Citation: Rosenbaum P, Tchitchek N, Joly C, Stimmer L, Hocini H, Dereuddre-Bosquet N, Beignon A-S, Chapon C, Levy Y, Le Grand R and Martinon F (2018) Molecular and Cellular Dynamics in the Skin, the Lymph Nodes, and the Blood of the Immune Response to Intradermal Injection of Modified Vaccinia Ankara Vaccine. Front. Immunol. 9:870. doi: 10.3389/fimmu.2018.00870
Received: 30 November 2017; Accepted: 09 April 2018;
Published: 25 April 2018
Edited by:José Mordoh, Leloir Institute Foundation (FIL), Argentina
Reviewed by:Randy A. Albrecht, Icahn School of Medicine at Mount Sinai, United States
Rong Hai, University of California, Riverside, United States
Copyright: © 2018 Rosenbaum, Tchitchek, Joly, Stimmer, Hocini, Dereuddre-Bosquet, Beignon, Chapon, Levy, Le Grand and Martinon.

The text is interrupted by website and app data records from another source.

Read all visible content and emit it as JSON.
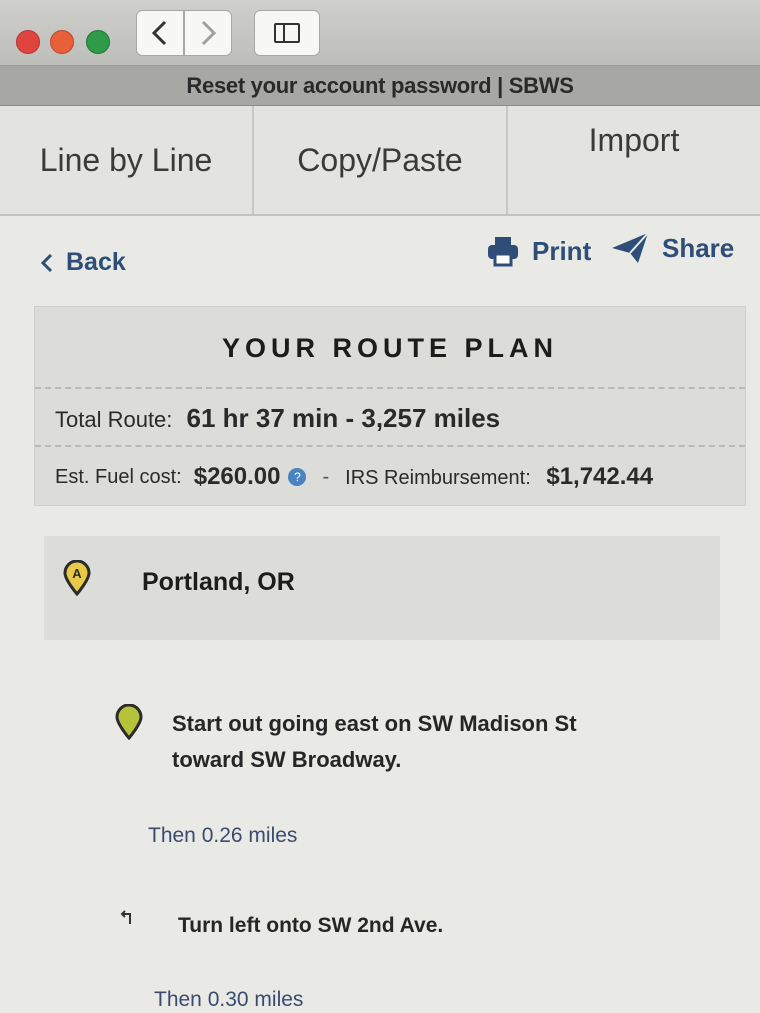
{
  "window": {
    "tab_title": "Reset your account password | SBWS"
  },
  "segnav": {
    "items": [
      "Line by Line",
      "Copy/Paste",
      "Import"
    ]
  },
  "actions": {
    "back": "Back",
    "print": "Print",
    "share": "Share"
  },
  "summary": {
    "title": "YOUR ROUTE PLAN",
    "total_label": "Total Route:",
    "total_value": "61 hr 37 min - 3,257 miles",
    "fuel_label": "Est. Fuel cost:",
    "fuel_value": "$260.00",
    "separator": "-",
    "irs_label": "IRS Reimbursement:",
    "irs_value": "$1,742.44"
  },
  "start": {
    "marker_letter": "A",
    "name": "Portland, OR"
  },
  "steps": [
    {
      "text": "Start out going east on SW Madison St toward SW Broadway.",
      "then": "Then 0.26 miles"
    },
    {
      "text": "Turn left onto SW 2nd Ave.",
      "then": "Then 0.30 miles"
    }
  ],
  "colors": {
    "link": "#2e4d78",
    "start_pin": "#e8c94a",
    "step_pin": "#b6c23a"
  },
  "icons": {
    "back": "chevron-left-icon",
    "print": "printer-icon",
    "share": "paper-plane-icon",
    "turn": "turn-left-icon"
  }
}
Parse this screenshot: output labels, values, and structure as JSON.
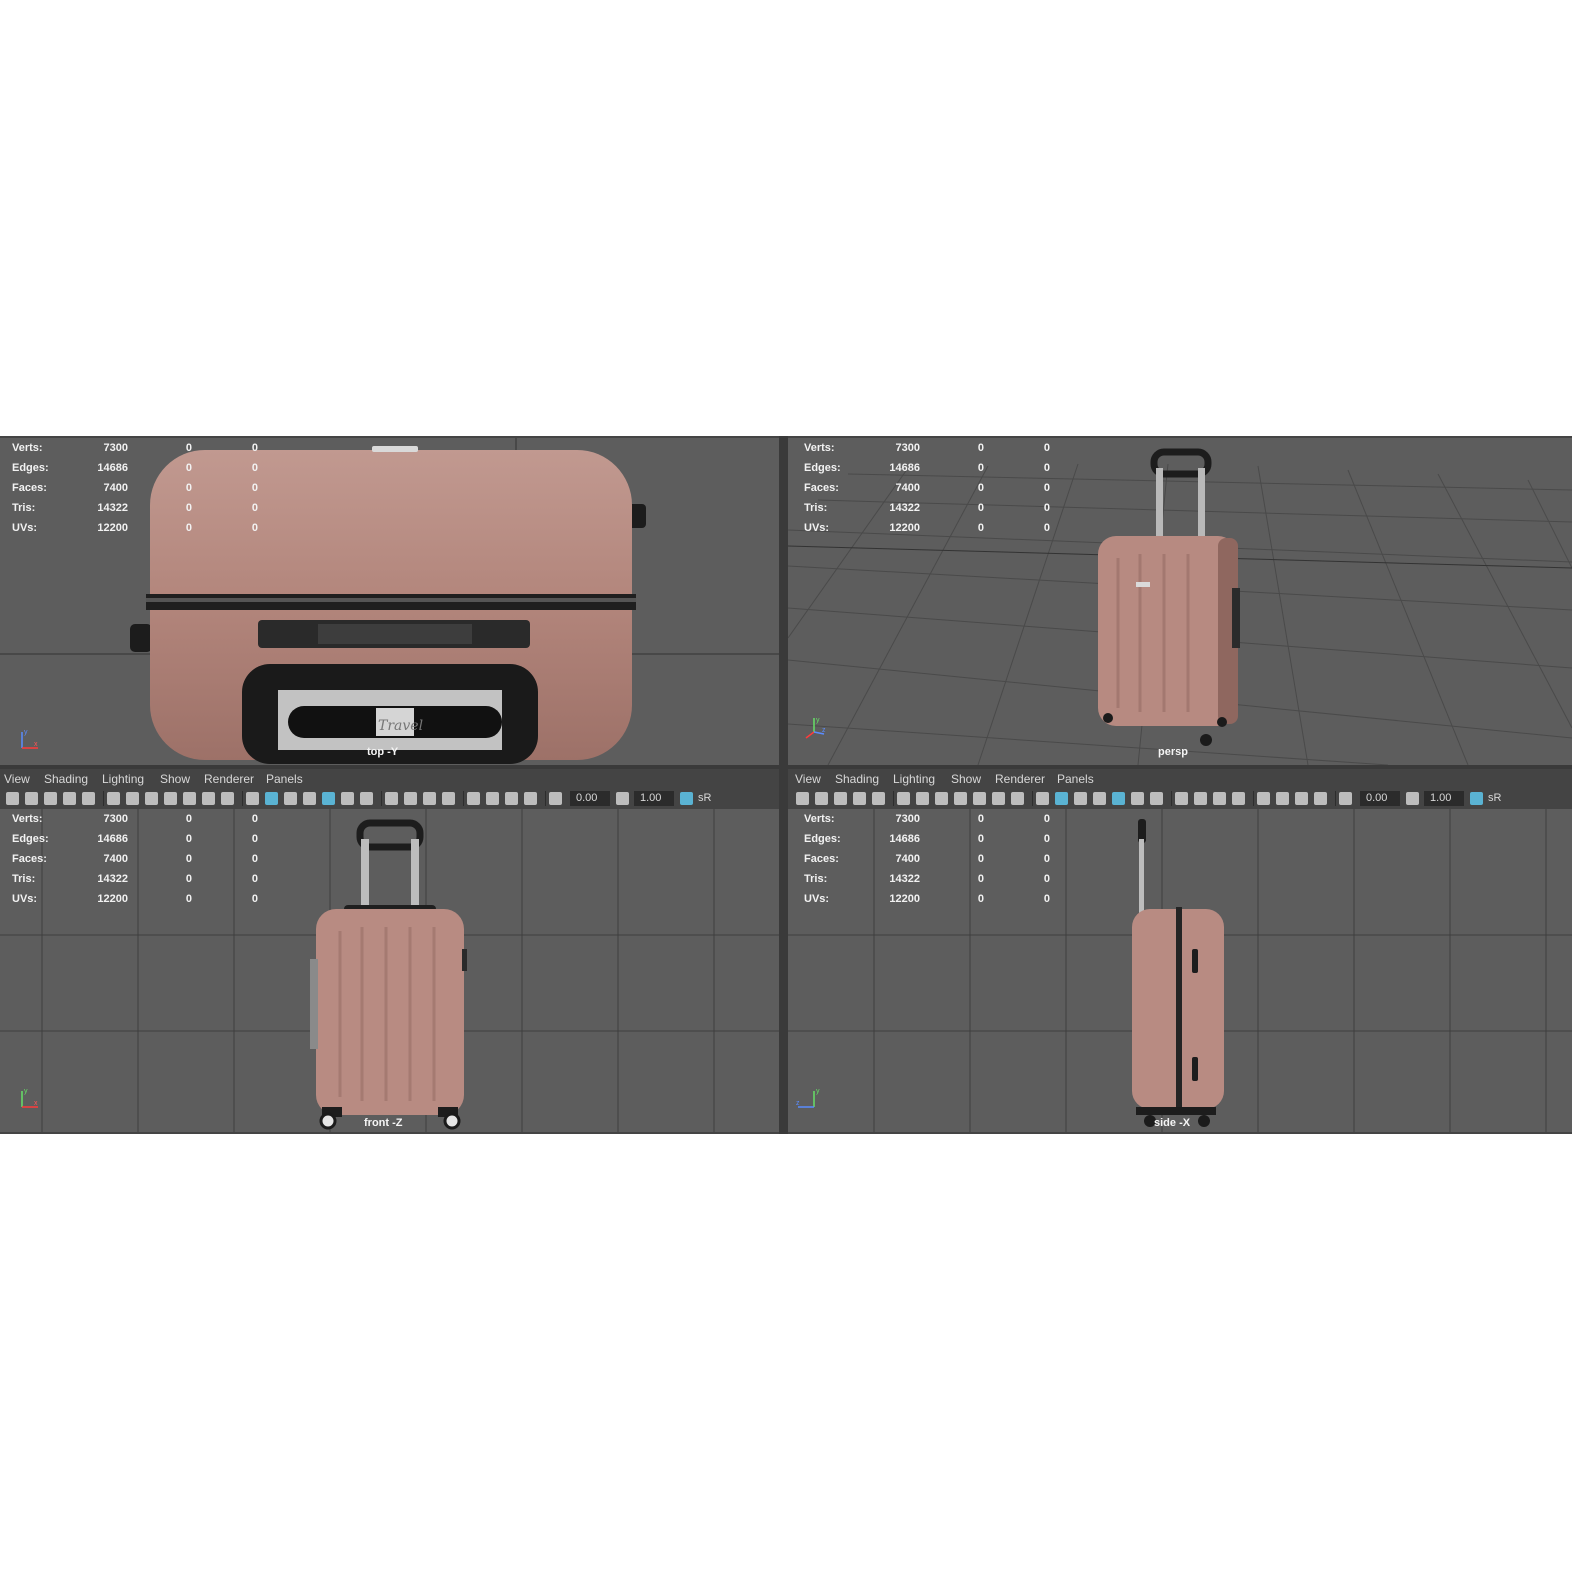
{
  "menu": [
    "View",
    "Shading",
    "Lighting",
    "Show",
    "Renderer",
    "Panels"
  ],
  "toolbar": {
    "exposure": "0.00",
    "gamma": "1.00",
    "colorspace": "sR"
  },
  "hud": {
    "rows": [
      {
        "label": "Verts:",
        "values": [
          "7300",
          "0",
          "0"
        ]
      },
      {
        "label": "Edges:",
        "values": [
          "14686",
          "0",
          "0"
        ]
      },
      {
        "label": "Faces:",
        "values": [
          "7400",
          "0",
          "0"
        ]
      },
      {
        "label": "Tris:",
        "values": [
          "14322",
          "0",
          "0"
        ]
      },
      {
        "label": "UVs:",
        "values": [
          "12200",
          "0",
          "0"
        ]
      }
    ]
  },
  "viewports": {
    "top": {
      "camera": "top -Y"
    },
    "persp": {
      "camera": "persp"
    },
    "front": {
      "camera": "front -Z"
    },
    "side": {
      "camera": "side -X"
    }
  },
  "logo_text": "Travel",
  "colors": {
    "viewport_bg": "#5d5d5d",
    "suitcase": "#b5877e",
    "accent": "#5ab3d3"
  }
}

This is an open-access article distributed under the terms of the Creative Commons Attribution License (CC BY). The use, distribution or reproduction in other forums is permitted, provided the original author(s) and the copyright owner are credited and that the original publication in this journal is cited, in accordance with accepted academic practice. No use, distribution or reproduction is permitted which does not comply with these terms.
*Correspondence: Frédéric Martinon, email@example.com